Record set →
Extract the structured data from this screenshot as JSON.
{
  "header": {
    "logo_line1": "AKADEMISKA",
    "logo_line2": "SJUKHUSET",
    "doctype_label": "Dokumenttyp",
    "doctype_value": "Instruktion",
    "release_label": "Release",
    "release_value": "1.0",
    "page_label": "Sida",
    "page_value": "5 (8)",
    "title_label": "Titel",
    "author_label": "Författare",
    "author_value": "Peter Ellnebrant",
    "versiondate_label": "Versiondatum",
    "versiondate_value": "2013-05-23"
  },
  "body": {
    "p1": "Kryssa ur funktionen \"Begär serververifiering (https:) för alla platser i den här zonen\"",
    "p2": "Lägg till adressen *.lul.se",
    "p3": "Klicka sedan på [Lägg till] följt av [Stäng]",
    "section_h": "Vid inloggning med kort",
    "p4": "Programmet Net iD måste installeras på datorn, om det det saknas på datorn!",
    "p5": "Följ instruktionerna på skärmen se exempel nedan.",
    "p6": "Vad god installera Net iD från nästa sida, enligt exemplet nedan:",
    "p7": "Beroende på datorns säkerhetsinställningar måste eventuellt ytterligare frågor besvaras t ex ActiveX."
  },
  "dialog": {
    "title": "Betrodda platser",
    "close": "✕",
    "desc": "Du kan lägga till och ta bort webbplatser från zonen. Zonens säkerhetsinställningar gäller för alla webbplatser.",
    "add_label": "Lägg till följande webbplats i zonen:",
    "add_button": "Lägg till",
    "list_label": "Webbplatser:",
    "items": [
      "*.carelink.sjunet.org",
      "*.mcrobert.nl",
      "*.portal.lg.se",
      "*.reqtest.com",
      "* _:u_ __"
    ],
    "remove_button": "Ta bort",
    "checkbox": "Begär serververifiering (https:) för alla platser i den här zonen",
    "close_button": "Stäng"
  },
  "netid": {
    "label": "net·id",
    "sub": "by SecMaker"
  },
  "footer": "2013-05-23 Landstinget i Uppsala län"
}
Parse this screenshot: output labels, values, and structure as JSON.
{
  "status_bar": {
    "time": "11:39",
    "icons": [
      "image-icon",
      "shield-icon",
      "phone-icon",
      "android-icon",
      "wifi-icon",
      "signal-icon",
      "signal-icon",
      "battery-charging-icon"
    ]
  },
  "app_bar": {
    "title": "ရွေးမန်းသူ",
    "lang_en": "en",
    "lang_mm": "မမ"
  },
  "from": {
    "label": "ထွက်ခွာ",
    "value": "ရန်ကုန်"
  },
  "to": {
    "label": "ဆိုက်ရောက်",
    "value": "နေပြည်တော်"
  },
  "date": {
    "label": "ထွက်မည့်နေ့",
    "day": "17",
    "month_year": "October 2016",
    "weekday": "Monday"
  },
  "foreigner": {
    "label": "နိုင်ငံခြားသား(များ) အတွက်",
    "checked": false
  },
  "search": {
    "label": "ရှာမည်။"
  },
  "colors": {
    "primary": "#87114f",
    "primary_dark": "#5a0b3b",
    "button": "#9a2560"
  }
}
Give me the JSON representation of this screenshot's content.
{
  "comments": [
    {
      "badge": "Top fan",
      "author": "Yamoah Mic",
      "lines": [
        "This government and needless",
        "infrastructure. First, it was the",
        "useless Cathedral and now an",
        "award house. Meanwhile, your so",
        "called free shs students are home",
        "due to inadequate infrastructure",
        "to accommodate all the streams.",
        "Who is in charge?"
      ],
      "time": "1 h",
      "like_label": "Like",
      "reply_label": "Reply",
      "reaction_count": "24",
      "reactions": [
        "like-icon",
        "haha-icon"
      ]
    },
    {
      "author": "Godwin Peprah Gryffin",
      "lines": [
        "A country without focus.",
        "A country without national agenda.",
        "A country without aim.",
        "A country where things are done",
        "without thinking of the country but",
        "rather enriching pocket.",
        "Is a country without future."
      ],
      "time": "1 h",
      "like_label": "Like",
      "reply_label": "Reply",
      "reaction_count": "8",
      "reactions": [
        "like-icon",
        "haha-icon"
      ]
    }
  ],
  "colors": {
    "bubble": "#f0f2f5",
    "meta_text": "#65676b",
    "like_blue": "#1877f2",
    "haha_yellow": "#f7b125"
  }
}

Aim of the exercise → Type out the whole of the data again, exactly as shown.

Result of the task →
Extract the structured data from this screenshot as JSON.
{
  "header": {
    "logo_line1": "AKADEMISKA",
    "logo_line2": "SJUKHUSET",
    "doctype_label": "Dokumenttyp",
    "doctype_value": "Instruktion",
    "release_label": "Release",
    "release_value": "1.0",
    "page_label": "Sida",
    "page_value": "5 (8)",
    "title_label": "Titel",
    "author_label": "Författare",
    "author_value": "Peter Ellnebrant",
    "versiondate_label": "Versiondatum",
    "versiondate_value": "2013-05-23"
  },
  "body": {
    "p1": "Kryssa ur funktionen \"Begär serververifiering (https:) för alla platser i den här zonen\"",
    "p2": "Lägg till adressen *.lul.se",
    "p3": "Klicka sedan på [Lägg till] följt av [Stäng]",
    "section_h": "Vid inloggning med kort",
    "p4": "Programmet Net iD måste installeras på datorn, om det det saknas på datorn!",
    "p5": "Följ instruktionerna på skärmen se exempel nedan.",
    "p6": "Vad god installera Net iD från nästa sida, enligt exemplet nedan:",
    "p7": "Beroende på datorns säkerhetsinställningar måste eventuellt ytterligare frågor besvaras t ex ActiveX."
  },
  "dialog": {
    "title": "Betrodda platser",
    "close": "✕",
    "desc": "Du kan lägga till och ta bort webbplatser från zonen. Zonens säkerhetsinställningar gäller för alla webbplatser.",
    "add_label": "Lägg till följande webbplats i zonen:",
    "add_button": "Lägg till",
    "list_label": "Webbplatser:",
    "items": [
      "*.carelink.sjunet.org",
      "*.mcrobert.nl",
      "*.portal.lg.se",
      "*.reqtest.com",
      "* _:u_ __"
    ],
    "remove_button": "Ta bort",
    "checkbox": "Begär serververifiering (https:) för alla platser i den här zonen",
    "close_button": "Stäng"
  },
  "netid": {
    "label": "net·id",
    "sub": "by SecMaker"
  },
  "footer": "2013-05-23 Landstinget i Uppsala län"
}
Parse this screenshot: output labels, values, and structure as JSON.
{
  "status_bar": {
    "time": "11:39",
    "icons": [
      "image-icon",
      "shield-icon",
      "phone-icon",
      "android-icon",
      "wifi-icon",
      "signal-icon",
      "signal-icon",
      "battery-charging-icon"
    ]
  },
  "app_bar": {
    "title": "ရွေးမန်းသူ",
    "lang_en": "en",
    "lang_mm": "မမ"
  },
  "from": {
    "label": "ထွက်ခွာ",
    "value": "ရန်ကုန်"
  },
  "to": {
    "label": "ဆိုက်ရောက်",
    "value": "နေပြည်တော်"
  },
  "date": {
    "label": "ထွက်မည့်နေ့",
    "day": "17",
    "month_year": "October 2016",
    "weekday": "Monday"
  },
  "foreigner": {
    "label": "နိုင်ငံခြားသား(များ) အတွက်",
    "checked": false
  },
  "search": {
    "label": "ရှာမည်။"
  },
  "colors": {
    "primary": "#87114f",
    "primary_dark": "#5a0b3b",
    "button": "#9a2560"
  }
}
Give me the JSON representation of this screenshot's content.
{
  "comments": [
    {
      "badge": "Top fan",
      "author": "Yamoah Mic",
      "lines": [
        "This government and needless",
        "infrastructure. First, it was the",
        "useless Cathedral and now an",
        "award house. Meanwhile, your so",
        "called free shs students are home",
        "due to inadequate infrastructure",
        "to accommodate all the streams.",
        "Who is in charge?"
      ],
      "time": "1 h",
      "like_label": "Like",
      "reply_label": "Reply",
      "reaction_count": "24",
      "reactions": [
        "like-icon",
        "haha-icon"
      ]
    },
    {
      "author": "Godwin Peprah Gryffin",
      "lines": [
        "A country without focus.",
        "A country without national agenda.",
        "A country without aim.",
        "A country where things are done",
        "without thinking of the country but",
        "rather enriching pocket.",
        "Is a country without future."
      ],
      "time": "1 h",
      "like_label": "Like",
      "reply_label": "Reply",
      "reaction_count": "8",
      "reactions": [
        "like-icon",
        "haha-icon"
      ]
    }
  ],
  "colors": {
    "bubble": "#f0f2f5",
    "meta_text": "#65676b",
    "like_blue": "#1877f2",
    "haha_yellow": "#f7b125"
  }
}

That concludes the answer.